Pulling the Pelican along might be tough, considering some users feel the handle is awkwardly designed. Although the lower, straight styled handle can keep a cooler from bumping your heels, it might force you to roll at an uncomfortable angle. This is since it may not come up to the angle best suited to your build.
Both coolers perform exceptionally well and live up to Pelican's excellent reputation. They have thick insulation for ice retention that can last days before you have to change out your ice or ice packs.
There are reliable gasket seals as well to help keep the coldness inside the cooler. For easy opening and closing, this cooler also has a quality latch system on the lid.
The Igloo MaxCold Roller Cooler is a value-priced wheeled cooler that offers high-quality insulation. It uses ultratherm insulation in both the lid and the body, and it seems to hold ice well for several days.
When everything melts, however, is when users run into problems – the cooler doesn't offer a drain plug. So, you'll have to unload everything inside to get rid of the water before adding in more ice. This can be a hassle, but the cooler is lightweight, which makes it easier to lift.
Rolling it around is simple too. The wheels are robust and reliable, and the reinforced swing-up handles make it painless to pull along.
The Igloo has a 40-quart capacity, which is a bit on the smaller side in this roundup. It may be better suited for short outdoor trips, or when used by one or two people. On the outside, the cooler seems to have a durable shell so that it can survive various outdoor activities.
Something you may want to watch out for is the hinges on the lid. Even though it seems easy to open and close, users find the hinge design seems a bit flimsy and low in quality. This might cause the top to come off – entirely by accident.
Rolling coolers can offer you some much-needed convenience for outdoor adventures. From dragging onto the boat for some fishing to just hanging out at the park, rolling coolers allow you to tug your drinks and food along without problems. For me, the best wheeled cooler from the ones I've found is the YETI Tundra Haul Portable Wheeled Cooler.
The YETI comes in several colors so you can customize it to your liking. It features pressure-injected insulation that can help the cold inside last for days.
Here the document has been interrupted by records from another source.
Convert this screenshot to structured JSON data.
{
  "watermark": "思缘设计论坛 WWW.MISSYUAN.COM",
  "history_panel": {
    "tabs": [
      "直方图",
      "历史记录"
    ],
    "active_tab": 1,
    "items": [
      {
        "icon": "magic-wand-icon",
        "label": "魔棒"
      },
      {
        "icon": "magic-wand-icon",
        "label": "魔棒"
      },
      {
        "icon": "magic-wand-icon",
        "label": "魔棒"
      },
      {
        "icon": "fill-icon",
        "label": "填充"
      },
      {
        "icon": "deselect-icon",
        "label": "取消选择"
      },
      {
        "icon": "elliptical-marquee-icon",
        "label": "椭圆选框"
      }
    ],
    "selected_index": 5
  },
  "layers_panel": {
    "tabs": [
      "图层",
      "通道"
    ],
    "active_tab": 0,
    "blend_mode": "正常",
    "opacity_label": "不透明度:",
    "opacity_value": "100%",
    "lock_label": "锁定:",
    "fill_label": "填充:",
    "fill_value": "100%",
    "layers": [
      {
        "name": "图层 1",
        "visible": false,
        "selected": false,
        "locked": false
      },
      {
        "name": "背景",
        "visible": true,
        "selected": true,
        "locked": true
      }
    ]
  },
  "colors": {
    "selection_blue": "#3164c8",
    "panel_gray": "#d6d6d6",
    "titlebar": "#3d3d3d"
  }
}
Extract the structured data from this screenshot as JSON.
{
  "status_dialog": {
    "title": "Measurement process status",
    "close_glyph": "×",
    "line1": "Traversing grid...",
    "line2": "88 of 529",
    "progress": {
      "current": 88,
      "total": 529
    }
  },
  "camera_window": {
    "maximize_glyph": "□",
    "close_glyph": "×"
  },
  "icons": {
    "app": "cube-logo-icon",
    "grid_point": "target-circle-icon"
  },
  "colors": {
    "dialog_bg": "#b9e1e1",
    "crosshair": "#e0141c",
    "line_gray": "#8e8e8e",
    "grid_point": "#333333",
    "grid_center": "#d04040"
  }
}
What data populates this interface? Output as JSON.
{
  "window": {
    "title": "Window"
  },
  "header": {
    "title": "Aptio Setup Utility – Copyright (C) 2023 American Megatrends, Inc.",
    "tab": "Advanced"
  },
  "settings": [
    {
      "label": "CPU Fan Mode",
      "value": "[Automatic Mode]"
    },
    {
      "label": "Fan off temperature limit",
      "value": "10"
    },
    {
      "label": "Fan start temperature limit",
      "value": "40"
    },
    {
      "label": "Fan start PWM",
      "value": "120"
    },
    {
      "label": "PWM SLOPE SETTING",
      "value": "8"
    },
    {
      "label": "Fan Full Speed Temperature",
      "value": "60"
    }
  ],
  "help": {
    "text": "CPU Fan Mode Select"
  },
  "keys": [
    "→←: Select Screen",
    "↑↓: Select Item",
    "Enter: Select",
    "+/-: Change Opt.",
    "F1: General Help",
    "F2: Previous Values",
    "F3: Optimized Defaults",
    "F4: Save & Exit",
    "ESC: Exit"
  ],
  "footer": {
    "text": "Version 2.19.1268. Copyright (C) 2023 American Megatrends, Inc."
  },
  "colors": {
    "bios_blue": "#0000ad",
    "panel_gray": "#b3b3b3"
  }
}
The rotomolded construction provides it with excellent durability, and the wheels aren't at risk of puncturing.
There's even durability in the aluminum handle arm, and the curved design can help you pull it with ease. All in all, it's an excellent choice for a cooler, which will serve you well.